START Dataset entries
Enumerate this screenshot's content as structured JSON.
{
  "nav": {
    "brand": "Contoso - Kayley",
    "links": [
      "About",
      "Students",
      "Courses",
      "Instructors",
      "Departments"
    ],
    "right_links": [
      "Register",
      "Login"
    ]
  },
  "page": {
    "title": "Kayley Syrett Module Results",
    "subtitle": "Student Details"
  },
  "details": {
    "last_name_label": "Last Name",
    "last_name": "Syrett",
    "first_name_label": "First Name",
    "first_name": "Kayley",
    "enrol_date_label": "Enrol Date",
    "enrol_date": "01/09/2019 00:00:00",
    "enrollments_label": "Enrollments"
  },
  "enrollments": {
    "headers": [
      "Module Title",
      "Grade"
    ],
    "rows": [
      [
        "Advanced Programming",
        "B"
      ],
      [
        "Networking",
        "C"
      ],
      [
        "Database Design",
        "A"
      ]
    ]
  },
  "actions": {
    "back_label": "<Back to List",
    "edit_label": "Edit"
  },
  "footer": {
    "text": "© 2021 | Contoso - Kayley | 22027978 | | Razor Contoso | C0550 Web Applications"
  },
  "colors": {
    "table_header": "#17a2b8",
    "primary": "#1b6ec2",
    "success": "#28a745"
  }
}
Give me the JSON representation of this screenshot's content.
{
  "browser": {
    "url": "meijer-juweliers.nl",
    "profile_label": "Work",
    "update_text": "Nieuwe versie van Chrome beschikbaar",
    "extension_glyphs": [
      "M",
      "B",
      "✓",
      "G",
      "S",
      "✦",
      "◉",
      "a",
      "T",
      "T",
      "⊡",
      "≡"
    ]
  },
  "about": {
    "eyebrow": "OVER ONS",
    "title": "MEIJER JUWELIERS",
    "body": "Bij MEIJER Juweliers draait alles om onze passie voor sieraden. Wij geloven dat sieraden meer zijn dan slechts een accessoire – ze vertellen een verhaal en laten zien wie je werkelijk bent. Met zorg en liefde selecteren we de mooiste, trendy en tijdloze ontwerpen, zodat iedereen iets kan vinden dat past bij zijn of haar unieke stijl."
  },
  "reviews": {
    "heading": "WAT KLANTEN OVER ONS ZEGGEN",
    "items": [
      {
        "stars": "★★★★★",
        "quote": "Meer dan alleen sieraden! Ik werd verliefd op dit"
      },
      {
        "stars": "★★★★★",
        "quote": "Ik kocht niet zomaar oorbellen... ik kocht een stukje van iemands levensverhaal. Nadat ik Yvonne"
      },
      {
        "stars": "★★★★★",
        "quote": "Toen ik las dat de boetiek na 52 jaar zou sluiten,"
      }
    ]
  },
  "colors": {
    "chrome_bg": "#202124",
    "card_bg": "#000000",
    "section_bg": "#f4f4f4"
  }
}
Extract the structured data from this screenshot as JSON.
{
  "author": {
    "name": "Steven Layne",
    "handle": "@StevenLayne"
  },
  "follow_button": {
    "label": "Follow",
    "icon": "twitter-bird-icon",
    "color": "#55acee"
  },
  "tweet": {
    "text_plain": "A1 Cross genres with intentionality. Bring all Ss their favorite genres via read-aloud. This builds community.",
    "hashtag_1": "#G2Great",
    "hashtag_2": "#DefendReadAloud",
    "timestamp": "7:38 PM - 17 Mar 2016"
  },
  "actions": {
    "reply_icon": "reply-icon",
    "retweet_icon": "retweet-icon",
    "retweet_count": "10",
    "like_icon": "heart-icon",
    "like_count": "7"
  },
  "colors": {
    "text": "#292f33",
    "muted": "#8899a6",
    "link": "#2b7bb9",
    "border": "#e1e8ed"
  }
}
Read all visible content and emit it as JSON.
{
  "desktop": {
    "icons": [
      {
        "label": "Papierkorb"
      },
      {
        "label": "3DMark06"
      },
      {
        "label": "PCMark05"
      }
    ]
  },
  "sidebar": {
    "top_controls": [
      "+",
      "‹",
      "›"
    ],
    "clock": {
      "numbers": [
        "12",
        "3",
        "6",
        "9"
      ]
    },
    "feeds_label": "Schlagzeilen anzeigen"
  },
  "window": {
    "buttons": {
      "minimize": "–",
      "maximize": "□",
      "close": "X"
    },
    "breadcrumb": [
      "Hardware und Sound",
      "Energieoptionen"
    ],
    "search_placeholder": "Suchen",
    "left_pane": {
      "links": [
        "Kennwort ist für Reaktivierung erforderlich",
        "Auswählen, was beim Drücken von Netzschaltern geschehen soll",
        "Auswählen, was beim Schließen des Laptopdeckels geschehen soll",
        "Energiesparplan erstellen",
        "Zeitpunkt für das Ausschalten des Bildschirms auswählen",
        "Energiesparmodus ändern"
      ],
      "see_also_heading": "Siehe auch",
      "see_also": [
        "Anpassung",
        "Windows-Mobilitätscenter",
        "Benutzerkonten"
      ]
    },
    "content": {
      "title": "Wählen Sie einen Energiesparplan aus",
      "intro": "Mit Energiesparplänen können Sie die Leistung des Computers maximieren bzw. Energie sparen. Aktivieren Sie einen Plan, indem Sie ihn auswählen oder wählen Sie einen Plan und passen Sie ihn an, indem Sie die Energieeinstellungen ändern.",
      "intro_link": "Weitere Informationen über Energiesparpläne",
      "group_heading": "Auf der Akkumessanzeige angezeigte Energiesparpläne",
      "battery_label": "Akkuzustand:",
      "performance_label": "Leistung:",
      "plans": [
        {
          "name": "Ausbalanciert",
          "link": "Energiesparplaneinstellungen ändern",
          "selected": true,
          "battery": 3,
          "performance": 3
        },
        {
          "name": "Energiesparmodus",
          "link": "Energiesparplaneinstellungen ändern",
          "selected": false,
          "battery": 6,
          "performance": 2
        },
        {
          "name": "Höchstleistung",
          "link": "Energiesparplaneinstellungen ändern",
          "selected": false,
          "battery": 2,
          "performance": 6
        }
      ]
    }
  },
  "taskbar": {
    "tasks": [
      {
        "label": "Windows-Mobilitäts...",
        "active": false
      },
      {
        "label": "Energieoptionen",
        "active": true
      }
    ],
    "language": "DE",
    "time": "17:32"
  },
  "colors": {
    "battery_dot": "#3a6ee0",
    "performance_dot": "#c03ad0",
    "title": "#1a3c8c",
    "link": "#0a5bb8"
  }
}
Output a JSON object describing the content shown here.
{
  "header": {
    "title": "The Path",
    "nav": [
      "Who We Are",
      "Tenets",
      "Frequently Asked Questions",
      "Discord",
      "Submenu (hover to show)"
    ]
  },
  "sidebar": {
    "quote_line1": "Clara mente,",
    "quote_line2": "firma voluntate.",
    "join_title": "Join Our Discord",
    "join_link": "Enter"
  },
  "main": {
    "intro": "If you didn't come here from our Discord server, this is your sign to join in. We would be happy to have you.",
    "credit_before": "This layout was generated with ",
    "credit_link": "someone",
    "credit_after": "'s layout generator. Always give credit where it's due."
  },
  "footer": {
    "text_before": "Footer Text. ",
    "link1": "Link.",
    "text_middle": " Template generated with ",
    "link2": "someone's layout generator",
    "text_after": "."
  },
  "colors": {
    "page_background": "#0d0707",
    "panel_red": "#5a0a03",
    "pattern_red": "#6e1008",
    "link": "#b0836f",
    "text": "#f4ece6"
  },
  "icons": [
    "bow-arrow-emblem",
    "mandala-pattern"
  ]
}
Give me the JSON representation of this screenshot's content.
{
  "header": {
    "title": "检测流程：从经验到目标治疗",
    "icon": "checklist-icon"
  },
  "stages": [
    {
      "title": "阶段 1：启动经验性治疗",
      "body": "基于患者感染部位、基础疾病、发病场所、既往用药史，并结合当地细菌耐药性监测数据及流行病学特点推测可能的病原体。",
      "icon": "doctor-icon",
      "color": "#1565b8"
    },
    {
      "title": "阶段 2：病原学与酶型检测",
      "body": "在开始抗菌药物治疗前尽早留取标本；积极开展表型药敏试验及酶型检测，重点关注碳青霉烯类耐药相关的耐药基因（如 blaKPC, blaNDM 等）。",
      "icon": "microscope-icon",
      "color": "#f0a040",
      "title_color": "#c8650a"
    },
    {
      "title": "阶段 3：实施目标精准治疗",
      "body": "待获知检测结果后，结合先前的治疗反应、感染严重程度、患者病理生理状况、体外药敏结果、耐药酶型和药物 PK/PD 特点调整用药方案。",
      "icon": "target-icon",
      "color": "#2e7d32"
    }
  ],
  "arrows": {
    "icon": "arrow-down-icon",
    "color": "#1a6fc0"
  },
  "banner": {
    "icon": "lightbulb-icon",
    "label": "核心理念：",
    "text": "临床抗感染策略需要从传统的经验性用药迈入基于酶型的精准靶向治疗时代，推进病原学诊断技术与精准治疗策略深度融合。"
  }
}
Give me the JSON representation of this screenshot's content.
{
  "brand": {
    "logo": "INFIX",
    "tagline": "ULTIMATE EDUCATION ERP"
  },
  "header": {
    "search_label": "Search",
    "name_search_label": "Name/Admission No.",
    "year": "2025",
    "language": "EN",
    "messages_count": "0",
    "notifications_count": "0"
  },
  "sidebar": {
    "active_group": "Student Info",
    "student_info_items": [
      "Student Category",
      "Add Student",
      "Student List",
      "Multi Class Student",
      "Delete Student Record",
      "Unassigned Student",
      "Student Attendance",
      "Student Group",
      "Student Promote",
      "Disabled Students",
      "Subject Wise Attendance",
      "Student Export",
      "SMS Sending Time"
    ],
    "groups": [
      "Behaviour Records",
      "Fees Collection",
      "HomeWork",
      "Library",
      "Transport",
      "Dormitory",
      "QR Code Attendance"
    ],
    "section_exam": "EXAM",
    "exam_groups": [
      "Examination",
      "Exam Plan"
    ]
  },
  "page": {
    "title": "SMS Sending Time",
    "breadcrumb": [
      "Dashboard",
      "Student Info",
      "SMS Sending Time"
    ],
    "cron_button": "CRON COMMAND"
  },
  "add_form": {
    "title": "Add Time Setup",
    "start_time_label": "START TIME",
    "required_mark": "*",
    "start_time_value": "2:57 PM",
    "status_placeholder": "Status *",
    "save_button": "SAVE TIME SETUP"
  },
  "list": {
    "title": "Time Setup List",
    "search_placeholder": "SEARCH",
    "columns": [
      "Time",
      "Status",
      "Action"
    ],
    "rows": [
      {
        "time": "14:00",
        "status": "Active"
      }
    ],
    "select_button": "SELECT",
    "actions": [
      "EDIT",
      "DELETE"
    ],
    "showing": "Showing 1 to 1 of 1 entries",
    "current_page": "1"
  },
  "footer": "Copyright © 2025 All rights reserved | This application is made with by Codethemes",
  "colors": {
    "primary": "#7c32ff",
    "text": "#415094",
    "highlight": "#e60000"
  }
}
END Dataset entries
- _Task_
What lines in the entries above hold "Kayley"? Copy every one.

- _Written answer_
    "brand": "Contoso - Kayley",
    "title": "Kayley Syrett Module Results",
    "first_name": "Kayley",
    "text": "© 2021 | Contoso - Kayley | 22027978 | | Razor Contoso | C0550 Web Applications"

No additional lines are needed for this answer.